It's been decades since Kiser was sent to the Arthur G. Dozier School for boys.
He is one of more than 300 men who claim they were beaten and tortured at the state-run facility for troubled youth.
The men say most of the abuse happened in a white house on campus, thus their name the "White House Boys."
While their abuse claims date back 50 or more years, the Department of Justice has recently found abuse at Dozier and the Jackson Juvenile Offender Center in Marianna, Florida.
A 28-page investigative report indicates staff used excessive force on kids. For minor infractions, kids were inappropriately isolated, staff was not appropriately trained and youth had their safety compromised.
"We feel very good about these claims, allegations being brought to light and being justified," said Kiser.
While both state sites were closed earlier this year, the Justice Department notes that the problems found at Dozier could be happening at other juvenile facilities in the state.
Florida's Department of Juvenile Justice spokesman C.J. Drake disagrees, saying, "The issues and concerns raised in the investigative report....(are) confined to the closed facility and are not duplicated elsewhere in the DJJ system. We have taken and will continue to take swift and appropriate action to address any conduct that violates laws, policies or the safety and dignity of the youth in our care."
"Gee, I thought DJJ said there was never a problem in that school. That tells the story right there," said Kiser.
An FDLE report released in 2010 did not confirm or deny the White House Boy claims. Kiser said the group has not given up on Florida acknowledging their abuse. And until it does, Kiser says they have a job to do.
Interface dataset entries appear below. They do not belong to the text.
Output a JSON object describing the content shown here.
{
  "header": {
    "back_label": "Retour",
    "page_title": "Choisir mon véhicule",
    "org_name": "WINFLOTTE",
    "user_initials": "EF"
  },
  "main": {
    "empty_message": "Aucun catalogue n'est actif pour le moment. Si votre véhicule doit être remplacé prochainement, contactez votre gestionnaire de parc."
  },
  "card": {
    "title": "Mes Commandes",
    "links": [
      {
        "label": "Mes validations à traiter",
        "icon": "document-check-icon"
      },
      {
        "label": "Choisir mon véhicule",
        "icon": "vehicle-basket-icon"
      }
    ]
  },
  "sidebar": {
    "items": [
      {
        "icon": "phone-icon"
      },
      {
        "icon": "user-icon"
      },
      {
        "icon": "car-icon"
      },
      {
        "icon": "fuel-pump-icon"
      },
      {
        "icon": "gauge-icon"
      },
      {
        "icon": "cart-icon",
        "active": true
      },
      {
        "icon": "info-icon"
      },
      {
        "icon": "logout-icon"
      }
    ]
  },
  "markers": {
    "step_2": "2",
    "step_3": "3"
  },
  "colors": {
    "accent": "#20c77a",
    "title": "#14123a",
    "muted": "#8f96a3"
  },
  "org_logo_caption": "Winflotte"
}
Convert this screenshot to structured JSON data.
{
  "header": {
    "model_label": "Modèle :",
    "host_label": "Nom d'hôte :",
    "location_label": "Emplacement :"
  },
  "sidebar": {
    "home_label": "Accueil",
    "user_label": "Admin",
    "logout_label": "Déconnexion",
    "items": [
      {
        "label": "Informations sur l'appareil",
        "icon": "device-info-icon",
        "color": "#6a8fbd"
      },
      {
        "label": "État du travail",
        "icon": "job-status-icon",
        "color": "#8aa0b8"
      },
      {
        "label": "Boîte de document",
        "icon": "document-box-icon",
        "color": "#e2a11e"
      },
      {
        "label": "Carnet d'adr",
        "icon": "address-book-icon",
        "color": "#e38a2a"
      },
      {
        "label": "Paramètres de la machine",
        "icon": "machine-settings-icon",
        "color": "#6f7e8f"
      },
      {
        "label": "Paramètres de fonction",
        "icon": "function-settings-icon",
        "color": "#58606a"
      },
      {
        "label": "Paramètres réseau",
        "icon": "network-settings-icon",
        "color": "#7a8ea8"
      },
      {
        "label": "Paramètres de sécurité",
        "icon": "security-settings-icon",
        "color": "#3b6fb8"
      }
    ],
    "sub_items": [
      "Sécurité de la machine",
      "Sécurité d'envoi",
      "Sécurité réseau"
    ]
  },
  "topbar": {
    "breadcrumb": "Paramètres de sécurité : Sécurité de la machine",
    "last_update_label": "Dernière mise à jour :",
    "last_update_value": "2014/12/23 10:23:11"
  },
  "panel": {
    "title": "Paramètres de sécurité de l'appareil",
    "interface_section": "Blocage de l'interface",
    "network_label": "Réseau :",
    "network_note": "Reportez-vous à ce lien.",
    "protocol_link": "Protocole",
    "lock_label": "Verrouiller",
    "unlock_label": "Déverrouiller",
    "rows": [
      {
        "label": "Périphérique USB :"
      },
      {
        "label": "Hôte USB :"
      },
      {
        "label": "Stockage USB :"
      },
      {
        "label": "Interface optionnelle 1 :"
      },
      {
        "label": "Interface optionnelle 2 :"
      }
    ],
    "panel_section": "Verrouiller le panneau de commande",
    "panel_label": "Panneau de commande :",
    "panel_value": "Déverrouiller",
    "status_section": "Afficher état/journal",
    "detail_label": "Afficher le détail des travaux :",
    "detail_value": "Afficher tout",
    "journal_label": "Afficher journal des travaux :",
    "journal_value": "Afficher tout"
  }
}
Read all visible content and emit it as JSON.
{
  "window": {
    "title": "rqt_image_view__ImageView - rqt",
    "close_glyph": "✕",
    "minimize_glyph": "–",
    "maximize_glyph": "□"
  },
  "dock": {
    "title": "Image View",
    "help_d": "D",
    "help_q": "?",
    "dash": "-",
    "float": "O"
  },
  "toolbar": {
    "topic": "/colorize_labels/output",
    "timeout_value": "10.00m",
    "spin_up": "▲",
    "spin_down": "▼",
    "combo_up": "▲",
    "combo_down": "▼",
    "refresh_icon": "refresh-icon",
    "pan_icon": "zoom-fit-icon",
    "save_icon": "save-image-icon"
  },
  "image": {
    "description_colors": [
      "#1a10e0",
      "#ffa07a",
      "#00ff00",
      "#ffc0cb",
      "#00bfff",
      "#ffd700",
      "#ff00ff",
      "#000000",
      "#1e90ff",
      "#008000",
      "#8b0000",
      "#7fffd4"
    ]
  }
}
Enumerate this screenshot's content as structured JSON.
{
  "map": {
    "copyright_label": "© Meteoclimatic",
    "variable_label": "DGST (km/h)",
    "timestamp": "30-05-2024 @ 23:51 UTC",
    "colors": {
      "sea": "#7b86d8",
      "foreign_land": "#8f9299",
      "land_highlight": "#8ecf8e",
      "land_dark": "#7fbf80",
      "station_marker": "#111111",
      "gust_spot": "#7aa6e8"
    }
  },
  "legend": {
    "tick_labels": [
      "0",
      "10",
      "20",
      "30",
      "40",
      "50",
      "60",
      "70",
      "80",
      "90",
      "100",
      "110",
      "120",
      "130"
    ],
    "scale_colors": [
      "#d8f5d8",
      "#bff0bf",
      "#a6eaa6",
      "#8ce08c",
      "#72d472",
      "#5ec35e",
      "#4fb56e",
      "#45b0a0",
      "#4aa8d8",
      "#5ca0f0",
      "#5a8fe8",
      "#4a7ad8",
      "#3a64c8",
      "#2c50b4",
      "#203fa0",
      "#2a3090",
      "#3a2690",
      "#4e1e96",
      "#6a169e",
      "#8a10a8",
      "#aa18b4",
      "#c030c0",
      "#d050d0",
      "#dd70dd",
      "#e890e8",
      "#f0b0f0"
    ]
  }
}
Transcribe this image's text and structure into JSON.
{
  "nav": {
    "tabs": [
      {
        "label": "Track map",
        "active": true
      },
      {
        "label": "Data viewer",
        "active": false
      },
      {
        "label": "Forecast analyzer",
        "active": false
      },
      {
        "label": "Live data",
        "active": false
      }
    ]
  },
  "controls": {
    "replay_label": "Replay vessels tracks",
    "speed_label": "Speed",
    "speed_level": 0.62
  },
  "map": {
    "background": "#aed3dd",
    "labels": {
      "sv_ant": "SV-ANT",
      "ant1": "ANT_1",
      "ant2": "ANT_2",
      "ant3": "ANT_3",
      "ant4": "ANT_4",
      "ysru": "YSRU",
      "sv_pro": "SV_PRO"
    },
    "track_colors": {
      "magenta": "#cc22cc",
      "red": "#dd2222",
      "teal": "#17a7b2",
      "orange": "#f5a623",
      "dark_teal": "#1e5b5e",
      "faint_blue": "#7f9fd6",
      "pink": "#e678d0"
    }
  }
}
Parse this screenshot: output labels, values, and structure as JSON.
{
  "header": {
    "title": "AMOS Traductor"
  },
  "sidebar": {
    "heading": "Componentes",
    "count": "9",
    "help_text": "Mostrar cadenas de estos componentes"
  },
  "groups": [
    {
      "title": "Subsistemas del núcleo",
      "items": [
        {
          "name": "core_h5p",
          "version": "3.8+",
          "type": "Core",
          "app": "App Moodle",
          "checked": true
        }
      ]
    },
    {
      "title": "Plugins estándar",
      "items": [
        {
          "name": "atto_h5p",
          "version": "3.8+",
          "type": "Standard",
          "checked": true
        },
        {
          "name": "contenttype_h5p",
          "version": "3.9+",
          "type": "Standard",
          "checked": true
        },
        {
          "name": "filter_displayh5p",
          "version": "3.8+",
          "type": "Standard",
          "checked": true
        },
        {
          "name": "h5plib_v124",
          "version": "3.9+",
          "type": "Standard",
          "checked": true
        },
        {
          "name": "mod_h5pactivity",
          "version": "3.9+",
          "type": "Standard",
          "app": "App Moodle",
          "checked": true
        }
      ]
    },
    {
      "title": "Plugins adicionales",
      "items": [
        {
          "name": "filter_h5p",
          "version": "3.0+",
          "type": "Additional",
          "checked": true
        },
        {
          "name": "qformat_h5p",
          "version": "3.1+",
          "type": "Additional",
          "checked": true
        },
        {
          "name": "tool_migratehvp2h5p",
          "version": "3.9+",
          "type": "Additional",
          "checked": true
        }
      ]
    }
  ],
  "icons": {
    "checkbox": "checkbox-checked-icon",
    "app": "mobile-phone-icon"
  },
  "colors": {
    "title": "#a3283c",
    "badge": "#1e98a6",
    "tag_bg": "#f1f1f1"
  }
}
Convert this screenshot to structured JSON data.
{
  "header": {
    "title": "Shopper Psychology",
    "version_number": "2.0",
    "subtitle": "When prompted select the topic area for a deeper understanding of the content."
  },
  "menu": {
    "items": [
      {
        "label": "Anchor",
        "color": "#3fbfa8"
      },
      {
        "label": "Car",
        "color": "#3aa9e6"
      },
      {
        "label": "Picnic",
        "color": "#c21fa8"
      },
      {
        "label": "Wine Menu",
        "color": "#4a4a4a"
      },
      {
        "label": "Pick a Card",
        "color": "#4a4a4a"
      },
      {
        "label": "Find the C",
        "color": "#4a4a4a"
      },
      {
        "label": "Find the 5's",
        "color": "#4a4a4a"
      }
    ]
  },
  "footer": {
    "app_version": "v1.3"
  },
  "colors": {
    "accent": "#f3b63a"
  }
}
"We are watching them like hawks. We have been all over the state of Florida watching every institution."